Officials of the Department reviewed alternative arrangements for funding legal professionals which were not considered to be the best options in terms of meeting the needs of the families compared with the facility provided by the Legal Aid Board. Ordinary applicants through the legal aid system pay an initial fee and support is provided on the basis of the means test. This is how the legal aid scheme works for all individuals who seek its help. It is a widely respected system. The Legal Aid Board notified my Department that some of the families of Stardust victims would not qualify for legal aid as they exceed income limits currently in force for the Legal Aid Board as required by the Civil Legal Aid Act 1995. The Department of Justice is actively investigating the position and engaging with the Office of the Attorney General to explore possible mechanisms to provide for legal aid for the very small number of families who do not meet the financial eligibility requirements under the Act.
As the intention is to provide the maximum support possible to the families, it is necessary to consider how to make this possible, which will require a new arrangement to be put in place, such as new regulations. This is being and has been actively worked on by officials in various Departments since the issue was identified to ensure an appropriate solution is found. The Department has gone further than the legislation by committing to making payments to legal professionals secured by the families one month in arrears, rather than after the tribunal, to minimise any concerns the professionals may have. The families and their legal professionals will have a response on this issue shortly and the Stardust inquest should commence a few weeks thereafter.
I thank the Minister of State but his reply still leaves two matters unresolved. First, there is still no clarity on the timeframe. What does "shortly" mean in this context? Is it days, weeks or months? Several relatives of the Stardust victims have been lost in the past year. They have been waiting 40 years. What does "shortly" mean in this context?
Second, his reply did not address the issue of families of victims of the Stardust fire being asked for their financial details. I do not think it is appropriate, in light of the significance of the inquest and the 40 years they have had to wait, that they are now being asked for all of these details when they were promised that, finally, this inquest would have no barriers to them accessing justice and that it would cater for all of the families, not just some of them. That is the message the families have asked me to deliver here today. All of the families need to be treated equally and they should not be means tested.
I again thank the Senator for raising this matter. I assure her the Government, the Minister, Deputy McEntee, and I are committed to ensuring the Stardust inquest will proceed as soon as it is safe to do so, having regard to public health guidelines. As I outlined, the Department of Justice is actively investigating the position and is engaging with the Office of the Attorney General to explore possible mechanisms to provide for legal aid for the very small number of families who do not meet the financial eligibility requirements under the Act. This is being and has been actively worked on by officials in various Departments since the issue was identified to ensure an appropriate solution is found. The families and their legal representatives will have a response shortly. I hope we can determine what "shortly" means. I will try to get that information from the Department.

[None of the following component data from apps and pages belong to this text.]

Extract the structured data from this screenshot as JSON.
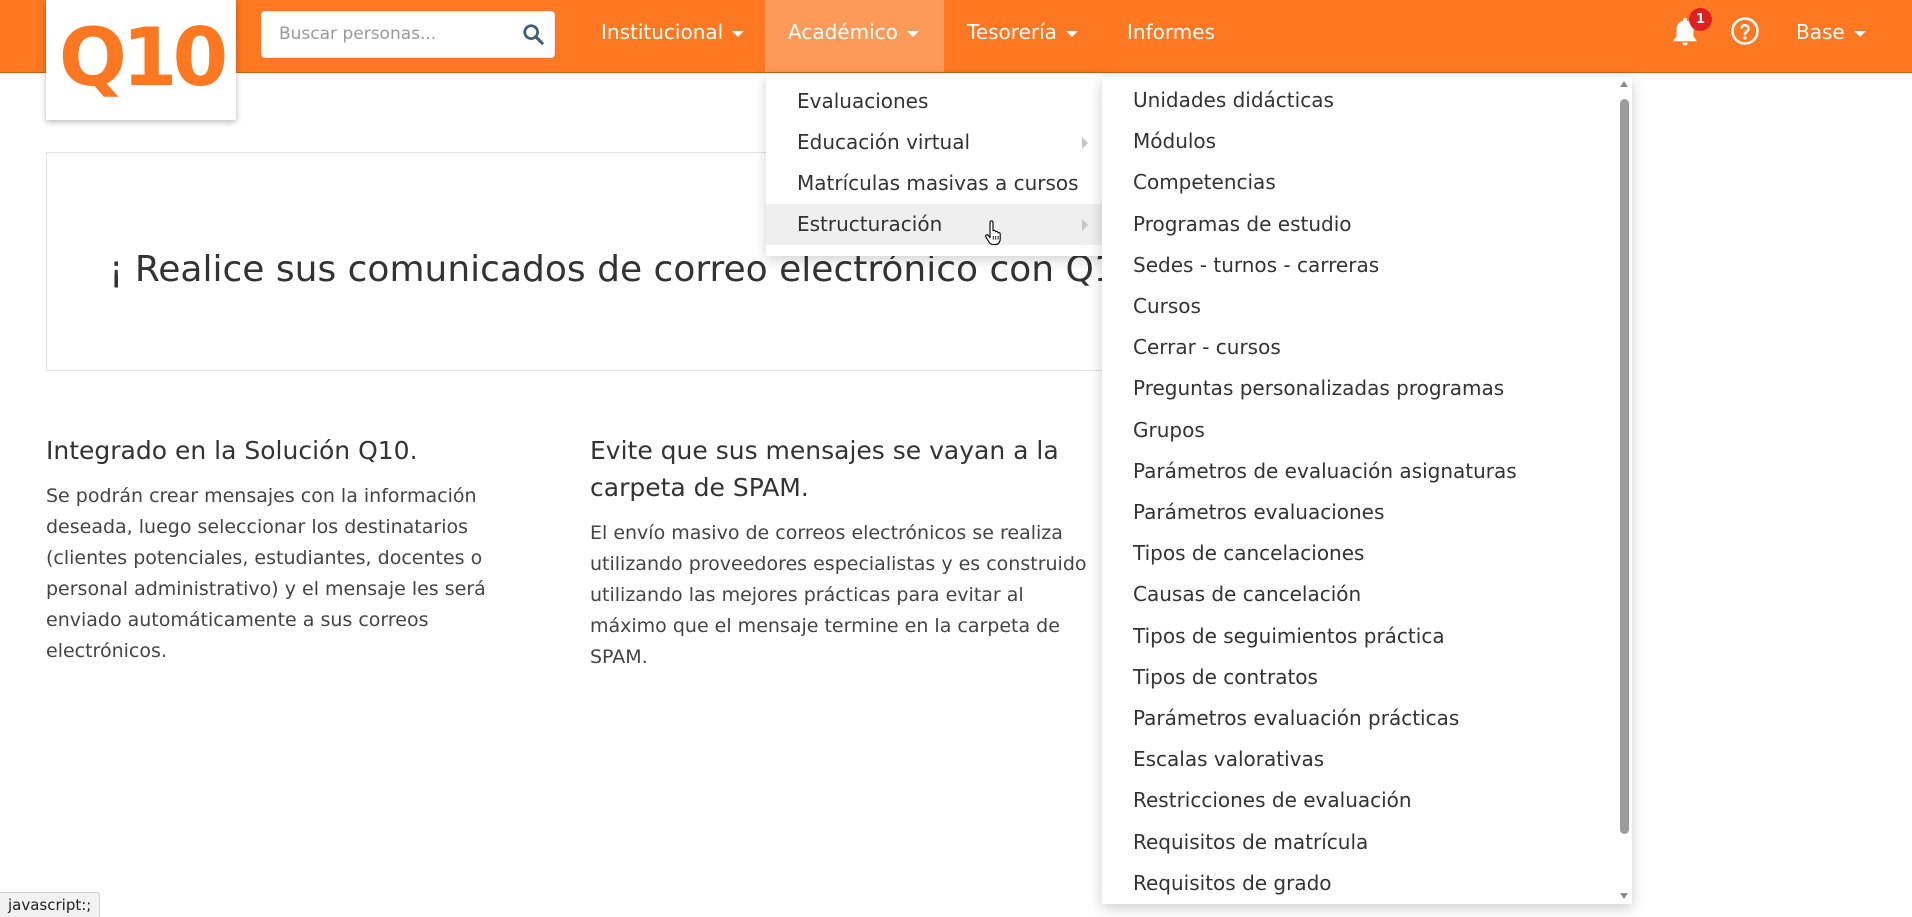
{
  "brand": {
    "logo_text": "Q10",
    "color": "#fd7820"
  },
  "search": {
    "placeholder": "Buscar personas...",
    "value": "",
    "icon": "search-icon"
  },
  "nav": {
    "items": [
      {
        "label": "Institucional",
        "has_caret": true
      },
      {
        "label": "Académico",
        "has_caret": true,
        "active": true
      },
      {
        "label": "Tesorería",
        "has_caret": true
      },
      {
        "label": "Informes",
        "has_caret": false
      }
    ],
    "notifications_count": "1",
    "user_label": "Base"
  },
  "academic_menu": {
    "items": [
      {
        "label": "Evaluaciones"
      },
      {
        "label": "Educación virtual",
        "submenu": true
      },
      {
        "label": "Matrículas masivas a cursos"
      },
      {
        "label": "Estructuración",
        "submenu": true,
        "hovered": true
      }
    ]
  },
  "structure_submenu": {
    "items": [
      "Unidades didácticas",
      "Módulos",
      "Competencias",
      "Programas de estudio",
      "Sedes - turnos - carreras",
      "Cursos",
      "Cerrar - cursos",
      "Preguntas personalizadas programas",
      "Grupos",
      "Parámetros de evaluación asignaturas",
      "Parámetros evaluaciones",
      "Tipos de cancelaciones",
      "Causas de cancelación",
      "Tipos de seguimientos práctica",
      "Tipos de contratos",
      "Parámetros evaluación prácticas",
      "Escalas valorativas",
      "Restricciones de evaluación",
      "Requisitos de matrícula",
      "Requisitos de grado"
    ]
  },
  "banner": {
    "text": "¡ Realice sus comunicados de correo electrónico con Q10 !"
  },
  "features": [
    {
      "title": "Integrado en la Solución Q10.",
      "body": "Se podrán crear mensajes con la información deseada, luego seleccionar los destinatarios (clientes potenciales, estudiantes, docentes o personal administrativo) y el mensaje les será enviado automáticamente a sus correos electrónicos."
    },
    {
      "title": "Evite que sus mensajes se vayan a la carpeta de SPAM.",
      "body": "El envío masivo de correos electrónicos se realiza utilizando proveedores especialistas y es construido utilizando las mejores prácticas para evitar al máximo que el mensaje termine en la carpeta de SPAM."
    }
  ],
  "statusbar": {
    "text": "javascript:;"
  }
}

The Senator outlined that some of the families are being asked for their financial details, which is causing a lot of hurt. I will try to get an answer for the Senator on that issue.